Problem requirements: Each record must be retyped word for word.

Data under study:

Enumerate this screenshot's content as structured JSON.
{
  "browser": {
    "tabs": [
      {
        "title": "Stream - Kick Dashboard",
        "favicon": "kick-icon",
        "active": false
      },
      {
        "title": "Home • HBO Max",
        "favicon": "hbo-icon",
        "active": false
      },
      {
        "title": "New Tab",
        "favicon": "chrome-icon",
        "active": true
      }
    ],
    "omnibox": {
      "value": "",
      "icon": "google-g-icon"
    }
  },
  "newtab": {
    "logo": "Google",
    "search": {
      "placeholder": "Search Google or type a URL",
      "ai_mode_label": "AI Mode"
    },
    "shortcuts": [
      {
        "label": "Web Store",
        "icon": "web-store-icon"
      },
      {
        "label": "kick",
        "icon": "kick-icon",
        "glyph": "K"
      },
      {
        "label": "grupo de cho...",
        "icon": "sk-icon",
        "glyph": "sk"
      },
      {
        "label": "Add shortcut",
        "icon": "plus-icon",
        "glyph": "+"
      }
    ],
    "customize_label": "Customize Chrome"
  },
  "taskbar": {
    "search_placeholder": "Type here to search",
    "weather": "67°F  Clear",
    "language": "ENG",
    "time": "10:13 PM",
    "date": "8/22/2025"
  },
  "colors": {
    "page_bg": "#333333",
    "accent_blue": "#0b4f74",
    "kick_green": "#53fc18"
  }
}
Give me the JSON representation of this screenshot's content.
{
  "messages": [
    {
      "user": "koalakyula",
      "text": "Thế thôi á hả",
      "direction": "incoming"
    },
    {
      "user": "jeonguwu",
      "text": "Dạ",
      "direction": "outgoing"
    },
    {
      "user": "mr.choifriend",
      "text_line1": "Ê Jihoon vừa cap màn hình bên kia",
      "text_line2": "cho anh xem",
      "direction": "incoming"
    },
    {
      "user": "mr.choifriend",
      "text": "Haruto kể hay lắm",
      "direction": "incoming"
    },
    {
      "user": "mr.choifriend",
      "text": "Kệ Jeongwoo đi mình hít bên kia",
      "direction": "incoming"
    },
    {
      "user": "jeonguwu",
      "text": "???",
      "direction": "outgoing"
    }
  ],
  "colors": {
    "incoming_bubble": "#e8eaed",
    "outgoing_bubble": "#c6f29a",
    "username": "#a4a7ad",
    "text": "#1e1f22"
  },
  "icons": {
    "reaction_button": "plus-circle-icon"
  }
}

Output of the task:
Enumerate this screenshot's content as structured JSON.
{
  "browser": {
    "tabs": [
      {
        "title": "Stream - Kick Dashboard",
        "favicon": "kick-icon",
        "active": false
      },
      {
        "title": "Home • HBO Max",
        "favicon": "hbo-icon",
        "active": false
      },
      {
        "title": "New Tab",
        "favicon": "chrome-icon",
        "active": true
      }
    ],
    "omnibox": {
      "value": "",
      "icon": "google-g-icon"
    }
  },
  "newtab": {
    "logo": "Google",
    "search": {
      "placeholder": "Search Google or type a URL",
      "ai_mode_label": "AI Mode"
    },
    "shortcuts": [
      {
        "label": "Web Store",
        "icon": "web-store-icon"
      },
      {
        "label": "kick",
        "icon": "kick-icon",
        "glyph": "K"
      },
      {
        "label": "grupo de cho...",
        "icon": "sk-icon",
        "glyph": "sk"
      },
      {
        "label": "Add shortcut",
        "icon": "plus-icon",
        "glyph": "+"
      }
    ],
    "customize_label": "Customize Chrome"
  },
  "taskbar": {
    "search_placeholder": "Type here to search",
    "weather": "67°F  Clear",
    "language": "ENG",
    "time": "10:13 PM",
    "date": "8/22/2025"
  },
  "colors": {
    "page_bg": "#333333",
    "accent_blue": "#0b4f74",
    "kick_green": "#53fc18"
  }
}
Give me the JSON representation of this screenshot's content.
{
  "messages": [
    {
      "user": "koalakyula",
      "text": "Thế thôi á hả",
      "direction": "incoming"
    },
    {
      "user": "jeonguwu",
      "text": "Dạ",
      "direction": "outgoing"
    },
    {
      "user": "mr.choifriend",
      "text_line1": "Ê Jihoon vừa cap màn hình bên kia",
      "text_line2": "cho anh xem",
      "direction": "incoming"
    },
    {
      "user": "mr.choifriend",
      "text": "Haruto kể hay lắm",
      "direction": "incoming"
    },
    {
      "user": "mr.choifriend",
      "text": "Kệ Jeongwoo đi mình hít bên kia",
      "direction": "incoming"
    },
    {
      "user": "jeonguwu",
      "text": "???",
      "direction": "outgoing"
    }
  ],
  "colors": {
    "incoming_bubble": "#e8eaed",
    "outgoing_bubble": "#c6f29a",
    "username": "#a4a7ad",
    "text": "#1e1f22"
  },
  "icons": {
    "reaction_button": "plus-circle-icon"
  }
}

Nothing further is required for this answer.